If it were a little lighter it would be great though. The scrolling is quite loud, but it feels good, with distinctive steps. The official software is the Flick Settings software, which can be downloaded on the official Fnatic website.

I found that after installing the software, it couldn’t detect my Flick G1 unless I ran it in administrator mode. So, you might want to give this software administrator privileges if you have the same issue. Once the software is installed, you can create custom profiles for your mouse, which are stored on the Flick G1’s onboard memory. Though you can backup and restore profiles on your computer. You can adjust the DPI, as well as the polling rate.

You can also reprogram the buttons, including scroll up and scroll down. You can also record macros, though it doesn’t work very well. I had difficulties deleting individual actions, and starting a new recording. In the colour settings tab, you can adjust the RGB lighting on the mouse.

Here is a preview of some of the different options: Overall, the software works well, and the only problems that I have experienced are with recording macros, and having to activate administrator mode for the software to detect the mouse. The Fnatic Flick G1 uses the 3310 Optical Sensor. It has a DPI range of 50 to 5000, in increments of 50.

The sensor feels responsive, and it holds up in acceleration tests. The specs claim a max tracking speed of 3.3 metres per second, or 130 inches. I can’t get this sensor to spin out, no matter how quick I move the mouse, which is weird, as according to Logitech’s fusion engine tracker, I can easily clear 200 inches per second. Either the specs are wrong here, or there is something wrong with Logitech’s tracking.

Regardless, the Flick G1 has never spun out on me. There are polling rate options of 125 to 1000hz, and it has 30gs of acceleration, and there is no surface tuning. My version of the Flick tracks on 1 DVD, but not 2.

I appear to have one of the newer models, as when this mouse first launched the lift off distance was reported as being over 3 DVDs, which is really high. However, Fnatic claims they have fixed this in newer models. My testing was done at 400dpi, and on a dark mousepad for best results. All in all, this is a pretty good implementation of the 3310 optical sensor. It’s a shame about the sensor rattle though.
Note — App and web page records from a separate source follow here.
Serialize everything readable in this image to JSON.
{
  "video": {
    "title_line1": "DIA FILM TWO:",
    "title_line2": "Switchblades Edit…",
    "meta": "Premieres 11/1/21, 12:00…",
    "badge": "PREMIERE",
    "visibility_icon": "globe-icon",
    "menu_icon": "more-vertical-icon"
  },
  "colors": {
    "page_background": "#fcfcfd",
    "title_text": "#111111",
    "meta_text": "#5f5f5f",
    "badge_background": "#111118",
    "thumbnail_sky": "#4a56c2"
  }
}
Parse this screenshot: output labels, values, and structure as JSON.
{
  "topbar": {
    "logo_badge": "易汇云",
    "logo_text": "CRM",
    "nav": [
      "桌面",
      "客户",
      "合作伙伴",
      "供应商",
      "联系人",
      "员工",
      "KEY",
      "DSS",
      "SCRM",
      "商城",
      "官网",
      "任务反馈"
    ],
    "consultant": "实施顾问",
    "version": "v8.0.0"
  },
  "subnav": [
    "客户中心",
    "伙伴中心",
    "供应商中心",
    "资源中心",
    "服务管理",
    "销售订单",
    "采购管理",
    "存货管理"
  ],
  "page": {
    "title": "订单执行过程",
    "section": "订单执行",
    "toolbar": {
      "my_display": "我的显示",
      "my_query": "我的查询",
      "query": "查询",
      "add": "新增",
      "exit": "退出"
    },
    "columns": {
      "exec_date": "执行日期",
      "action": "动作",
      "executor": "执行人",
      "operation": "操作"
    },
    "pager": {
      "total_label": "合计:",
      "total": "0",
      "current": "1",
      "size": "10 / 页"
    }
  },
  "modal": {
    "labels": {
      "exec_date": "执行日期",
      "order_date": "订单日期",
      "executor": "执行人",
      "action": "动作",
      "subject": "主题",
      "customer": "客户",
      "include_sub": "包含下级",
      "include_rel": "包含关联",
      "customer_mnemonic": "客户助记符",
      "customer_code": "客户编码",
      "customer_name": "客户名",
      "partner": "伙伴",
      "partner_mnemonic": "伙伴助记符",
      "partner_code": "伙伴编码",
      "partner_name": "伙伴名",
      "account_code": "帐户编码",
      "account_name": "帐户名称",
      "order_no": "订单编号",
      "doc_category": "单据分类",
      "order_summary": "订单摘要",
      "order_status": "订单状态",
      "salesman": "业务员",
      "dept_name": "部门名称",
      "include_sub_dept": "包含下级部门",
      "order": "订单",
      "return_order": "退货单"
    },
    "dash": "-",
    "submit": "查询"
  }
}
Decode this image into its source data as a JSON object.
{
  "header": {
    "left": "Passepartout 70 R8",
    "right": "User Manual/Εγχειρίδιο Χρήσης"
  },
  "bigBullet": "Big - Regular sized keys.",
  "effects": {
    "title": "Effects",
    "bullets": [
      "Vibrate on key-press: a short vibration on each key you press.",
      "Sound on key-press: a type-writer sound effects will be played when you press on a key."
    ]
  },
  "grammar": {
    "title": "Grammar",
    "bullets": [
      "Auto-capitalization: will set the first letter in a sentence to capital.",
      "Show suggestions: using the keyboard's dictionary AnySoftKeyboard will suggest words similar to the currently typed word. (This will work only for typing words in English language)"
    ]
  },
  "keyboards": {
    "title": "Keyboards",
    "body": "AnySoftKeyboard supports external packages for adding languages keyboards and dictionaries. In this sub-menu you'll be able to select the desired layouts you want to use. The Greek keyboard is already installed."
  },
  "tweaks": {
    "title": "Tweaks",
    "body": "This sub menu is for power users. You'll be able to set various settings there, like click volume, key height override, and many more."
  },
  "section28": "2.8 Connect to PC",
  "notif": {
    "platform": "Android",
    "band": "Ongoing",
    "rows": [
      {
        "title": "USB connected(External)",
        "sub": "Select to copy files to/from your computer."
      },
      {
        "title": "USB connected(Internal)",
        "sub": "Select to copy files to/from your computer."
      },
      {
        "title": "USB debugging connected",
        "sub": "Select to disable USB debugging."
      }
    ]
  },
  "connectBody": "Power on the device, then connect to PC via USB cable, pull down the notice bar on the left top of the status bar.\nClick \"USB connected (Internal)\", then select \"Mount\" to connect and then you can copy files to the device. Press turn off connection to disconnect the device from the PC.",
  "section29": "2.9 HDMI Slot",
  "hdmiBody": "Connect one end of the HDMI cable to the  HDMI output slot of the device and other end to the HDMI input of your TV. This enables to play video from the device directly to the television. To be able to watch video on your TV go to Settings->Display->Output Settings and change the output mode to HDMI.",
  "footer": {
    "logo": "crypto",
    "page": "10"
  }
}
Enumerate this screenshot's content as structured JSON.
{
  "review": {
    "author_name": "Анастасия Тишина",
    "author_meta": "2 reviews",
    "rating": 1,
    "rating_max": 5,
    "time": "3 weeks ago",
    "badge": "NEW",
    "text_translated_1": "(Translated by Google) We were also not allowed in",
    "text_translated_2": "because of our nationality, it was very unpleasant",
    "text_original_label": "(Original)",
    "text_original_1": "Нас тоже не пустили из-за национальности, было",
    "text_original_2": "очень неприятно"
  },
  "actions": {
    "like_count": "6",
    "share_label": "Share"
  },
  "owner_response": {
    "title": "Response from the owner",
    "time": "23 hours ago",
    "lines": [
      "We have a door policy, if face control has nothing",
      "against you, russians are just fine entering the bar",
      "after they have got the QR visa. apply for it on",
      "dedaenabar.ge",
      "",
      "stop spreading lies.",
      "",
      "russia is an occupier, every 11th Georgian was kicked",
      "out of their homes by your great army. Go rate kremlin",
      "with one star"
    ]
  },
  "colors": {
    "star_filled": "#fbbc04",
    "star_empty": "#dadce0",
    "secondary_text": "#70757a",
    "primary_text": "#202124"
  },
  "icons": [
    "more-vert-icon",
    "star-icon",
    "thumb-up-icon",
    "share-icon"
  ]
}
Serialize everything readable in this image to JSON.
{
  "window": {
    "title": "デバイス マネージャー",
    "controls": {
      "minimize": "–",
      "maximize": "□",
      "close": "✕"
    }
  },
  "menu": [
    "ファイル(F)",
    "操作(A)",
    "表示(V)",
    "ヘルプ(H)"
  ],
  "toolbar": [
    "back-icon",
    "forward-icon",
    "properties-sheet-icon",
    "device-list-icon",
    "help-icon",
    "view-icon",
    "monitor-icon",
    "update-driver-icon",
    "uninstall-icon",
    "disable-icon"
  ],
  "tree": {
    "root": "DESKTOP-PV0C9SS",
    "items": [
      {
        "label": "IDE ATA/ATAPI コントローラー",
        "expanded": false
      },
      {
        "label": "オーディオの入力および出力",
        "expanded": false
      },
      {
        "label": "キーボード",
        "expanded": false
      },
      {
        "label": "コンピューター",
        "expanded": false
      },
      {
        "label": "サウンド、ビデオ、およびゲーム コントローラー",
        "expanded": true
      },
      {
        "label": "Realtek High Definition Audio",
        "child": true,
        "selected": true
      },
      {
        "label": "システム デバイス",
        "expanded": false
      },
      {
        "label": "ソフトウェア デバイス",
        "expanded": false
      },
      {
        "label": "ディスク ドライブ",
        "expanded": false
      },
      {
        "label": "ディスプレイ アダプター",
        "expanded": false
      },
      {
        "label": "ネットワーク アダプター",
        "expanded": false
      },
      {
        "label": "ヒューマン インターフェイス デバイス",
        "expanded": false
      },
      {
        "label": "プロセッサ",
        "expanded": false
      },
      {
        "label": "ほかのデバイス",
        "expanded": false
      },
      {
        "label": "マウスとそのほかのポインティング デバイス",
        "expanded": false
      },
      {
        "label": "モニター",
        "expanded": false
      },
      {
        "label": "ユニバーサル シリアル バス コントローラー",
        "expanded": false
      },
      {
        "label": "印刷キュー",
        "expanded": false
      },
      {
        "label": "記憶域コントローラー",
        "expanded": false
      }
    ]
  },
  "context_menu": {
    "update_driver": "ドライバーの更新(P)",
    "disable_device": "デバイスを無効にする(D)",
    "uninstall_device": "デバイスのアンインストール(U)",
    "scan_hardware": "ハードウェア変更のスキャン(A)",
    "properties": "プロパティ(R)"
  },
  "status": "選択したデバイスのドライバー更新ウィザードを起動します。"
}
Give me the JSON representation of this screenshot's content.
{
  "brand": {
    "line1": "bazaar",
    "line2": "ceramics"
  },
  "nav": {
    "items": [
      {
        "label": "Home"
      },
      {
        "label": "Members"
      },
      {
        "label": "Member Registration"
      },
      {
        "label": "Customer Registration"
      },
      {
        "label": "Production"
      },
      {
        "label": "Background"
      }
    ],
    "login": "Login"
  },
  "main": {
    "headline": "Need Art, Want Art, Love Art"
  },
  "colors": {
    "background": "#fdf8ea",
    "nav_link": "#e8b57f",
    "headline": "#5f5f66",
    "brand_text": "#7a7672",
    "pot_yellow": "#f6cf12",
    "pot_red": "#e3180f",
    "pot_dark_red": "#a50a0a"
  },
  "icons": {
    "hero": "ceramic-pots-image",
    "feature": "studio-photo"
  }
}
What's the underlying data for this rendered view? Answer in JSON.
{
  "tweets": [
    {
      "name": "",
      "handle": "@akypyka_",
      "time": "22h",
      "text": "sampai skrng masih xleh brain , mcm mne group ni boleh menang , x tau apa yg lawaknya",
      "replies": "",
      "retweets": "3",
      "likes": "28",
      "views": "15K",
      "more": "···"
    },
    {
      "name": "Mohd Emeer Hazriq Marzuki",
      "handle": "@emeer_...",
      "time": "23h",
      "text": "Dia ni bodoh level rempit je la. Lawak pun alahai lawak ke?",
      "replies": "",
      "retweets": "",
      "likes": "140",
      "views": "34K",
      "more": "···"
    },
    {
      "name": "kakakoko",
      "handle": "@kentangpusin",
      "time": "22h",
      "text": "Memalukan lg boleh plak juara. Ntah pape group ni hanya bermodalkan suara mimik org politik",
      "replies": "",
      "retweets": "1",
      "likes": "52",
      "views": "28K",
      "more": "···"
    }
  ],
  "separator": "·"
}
To conclude this review, the Fnatic Gear Flick G1 optical gaming mouse boasts some quality features, including a great optical sensor, a comfortable ambidextrous shape, a light weight, and Omron switches, though they are only the 10 million variant.